- DATA EXCERPTS:
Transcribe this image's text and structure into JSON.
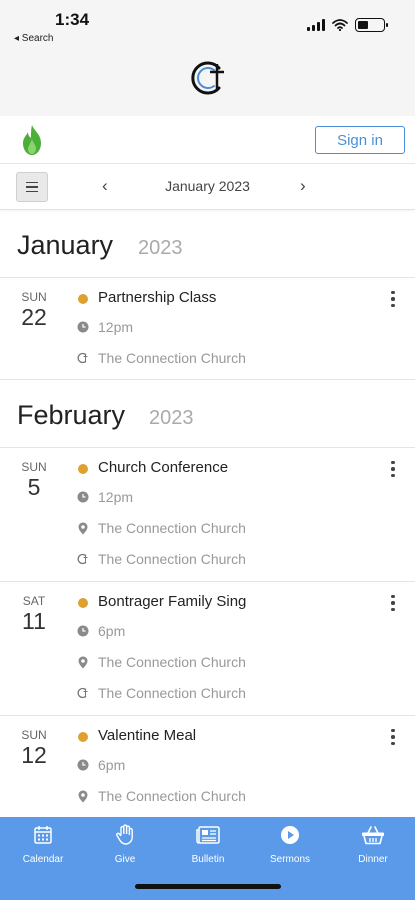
{
  "status": {
    "time": "1:34",
    "back_label": "◂ Search"
  },
  "auth": {
    "signin_label": "Sign in"
  },
  "nav": {
    "current_month": "January 2023"
  },
  "months": [
    {
      "name": "January",
      "year": "2023",
      "events": [
        {
          "dow": "SUN",
          "day": "22",
          "title": "Partnership Class",
          "time": "12pm",
          "location": null,
          "venue": "The Connection Church"
        }
      ]
    },
    {
      "name": "February",
      "year": "2023",
      "events": [
        {
          "dow": "SUN",
          "day": "5",
          "title": "Church Conference",
          "time": "12pm",
          "location": "The Connection Church",
          "venue": "The Connection Church"
        },
        {
          "dow": "SAT",
          "day": "11",
          "title": "Bontrager Family Sing",
          "time": "6pm",
          "location": "The Connection Church",
          "venue": "The Connection Church"
        },
        {
          "dow": "SUN",
          "day": "12",
          "title": "Valentine Meal",
          "time": "6pm",
          "location": "The Connection Church",
          "venue": null
        }
      ]
    }
  ],
  "tabs": [
    {
      "label": "Calendar",
      "icon": "calendar-icon"
    },
    {
      "label": "Give",
      "icon": "hand-icon"
    },
    {
      "label": "Bulletin",
      "icon": "newspaper-icon"
    },
    {
      "label": "Sermons",
      "icon": "play-icon"
    },
    {
      "label": "Dinner",
      "icon": "basket-icon"
    }
  ],
  "colors": {
    "accent": "#4a90d9",
    "tabbar": "#5a9ae8",
    "event_dot": "#e0a030",
    "flame": "#4caf3a"
  }
}
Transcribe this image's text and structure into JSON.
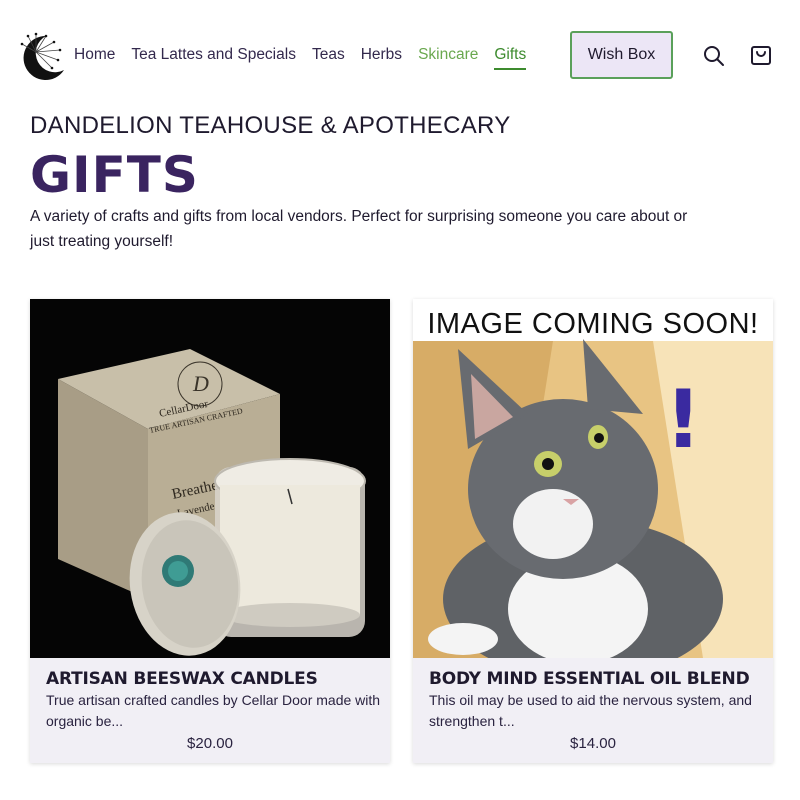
{
  "nav": {
    "items": [
      {
        "label": "Home"
      },
      {
        "label": "Tea Lattes and Specials"
      },
      {
        "label": "Teas"
      },
      {
        "label": "Herbs"
      },
      {
        "label": "Skincare"
      },
      {
        "label": "Gifts"
      }
    ],
    "wish_box_label": "Wish Box",
    "search_icon": "search-icon",
    "cart_icon": "shopping-bag-icon",
    "active_color": "#3d8b2e",
    "skincare_color": "#6aa84f"
  },
  "brand": {
    "name": "DANDELION TEAHOUSE & APOTHECARY",
    "logo_icon": "moon-dandelion-logo"
  },
  "page": {
    "title": "GIFTS",
    "title_color": "#3a2460",
    "intro": "A variety of crafts and gifts from local vendors. Perfect for surprising someone you care about or just treating yourself!"
  },
  "products": [
    {
      "title": "ARTISAN BEESWAX CANDLES",
      "description": "True artisan crafted candles by Cellar Door made with organic be...",
      "price": "$20.00",
      "image_text": {
        "brand": "CellarDoor",
        "tagline": "TRUE ARTISAN CRAFTED",
        "scent": "Breathe Easy",
        "scent_sub": "Lavende"
      }
    },
    {
      "title": "BODY MIND ESSENTIAL OIL BLEND",
      "description": "This oil may be used to aid the nervous system, and strengthen t...",
      "price": "$14.00",
      "image_text": {
        "banner": "IMAGE COMING SOON!",
        "exclaim": "!"
      }
    }
  ]
}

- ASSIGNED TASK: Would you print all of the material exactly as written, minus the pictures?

- WRITTEN SOLUTION:
Transcribe this image's text and structure into JSON.
{
  "status": {
    "time": "1:34",
    "back_label": "◂ Search"
  },
  "auth": {
    "signin_label": "Sign in"
  },
  "nav": {
    "current_month": "January 2023"
  },
  "months": [
    {
      "name": "January",
      "year": "2023",
      "events": [
        {
          "dow": "SUN",
          "day": "22",
          "title": "Partnership Class",
          "time": "12pm",
          "location": null,
          "venue": "The Connection Church"
        }
      ]
    },
    {
      "name": "February",
      "year": "2023",
      "events": [
        {
          "dow": "SUN",
          "day": "5",
          "title": "Church Conference",
          "time": "12pm",
          "location": "The Connection Church",
          "venue": "The Connection Church"
        },
        {
          "dow": "SAT",
          "day": "11",
          "title": "Bontrager Family Sing",
          "time": "6pm",
          "location": "The Connection Church",
          "venue": "The Connection Church"
        },
        {
          "dow": "SUN",
          "day": "12",
          "title": "Valentine Meal",
          "time": "6pm",
          "location": "The Connection Church",
          "venue": null
        }
      ]
    }
  ],
  "tabs": [
    {
      "label": "Calendar",
      "icon": "calendar-icon"
    },
    {
      "label": "Give",
      "icon": "hand-icon"
    },
    {
      "label": "Bulletin",
      "icon": "newspaper-icon"
    },
    {
      "label": "Sermons",
      "icon": "play-icon"
    },
    {
      "label": "Dinner",
      "icon": "basket-icon"
    }
  ],
  "colors": {
    "accent": "#4a90d9",
    "tabbar": "#5a9ae8",
    "event_dot": "#e0a030",
    "flame": "#4caf3a"
  }
}
Transcribe this image's text and structure into JSON.
{
  "nav": {
    "items": [
      {
        "label": "Home"
      },
      {
        "label": "Tea Lattes and Specials"
      },
      {
        "label": "Teas"
      },
      {
        "label": "Herbs"
      },
      {
        "label": "Skincare"
      },
      {
        "label": "Gifts"
      }
    ],
    "wish_box_label": "Wish Box",
    "search_icon": "search-icon",
    "cart_icon": "shopping-bag-icon",
    "active_color": "#3d8b2e",
    "skincare_color": "#6aa84f"
  },
  "brand": {
    "name": "DANDELION TEAHOUSE & APOTHECARY",
    "logo_icon": "moon-dandelion-logo"
  },
  "page": {
    "title": "GIFTS",
    "title_color": "#3a2460",
    "intro": "A variety of crafts and gifts from local vendors. Perfect for surprising someone you care about or just treating yourself!"
  },
  "products": [
    {
      "title": "ARTISAN BEESWAX CANDLES",
      "description": "True artisan crafted candles by Cellar Door made with organic be...",
      "price": "$20.00",
      "image_text": {
        "brand": "CellarDoor",
        "tagline": "TRUE ARTISAN CRAFTED",
        "scent": "Breathe Easy",
        "scent_sub": "Lavende"
      }
    },
    {
      "title": "BODY MIND ESSENTIAL OIL BLEND",
      "description": "This oil may be used to aid the nervous system, and strengthen t...",
      "price": "$14.00",
      "image_text": {
        "banner": "IMAGE COMING SOON!",
        "exclaim": "!"
      }
    }
  ]
}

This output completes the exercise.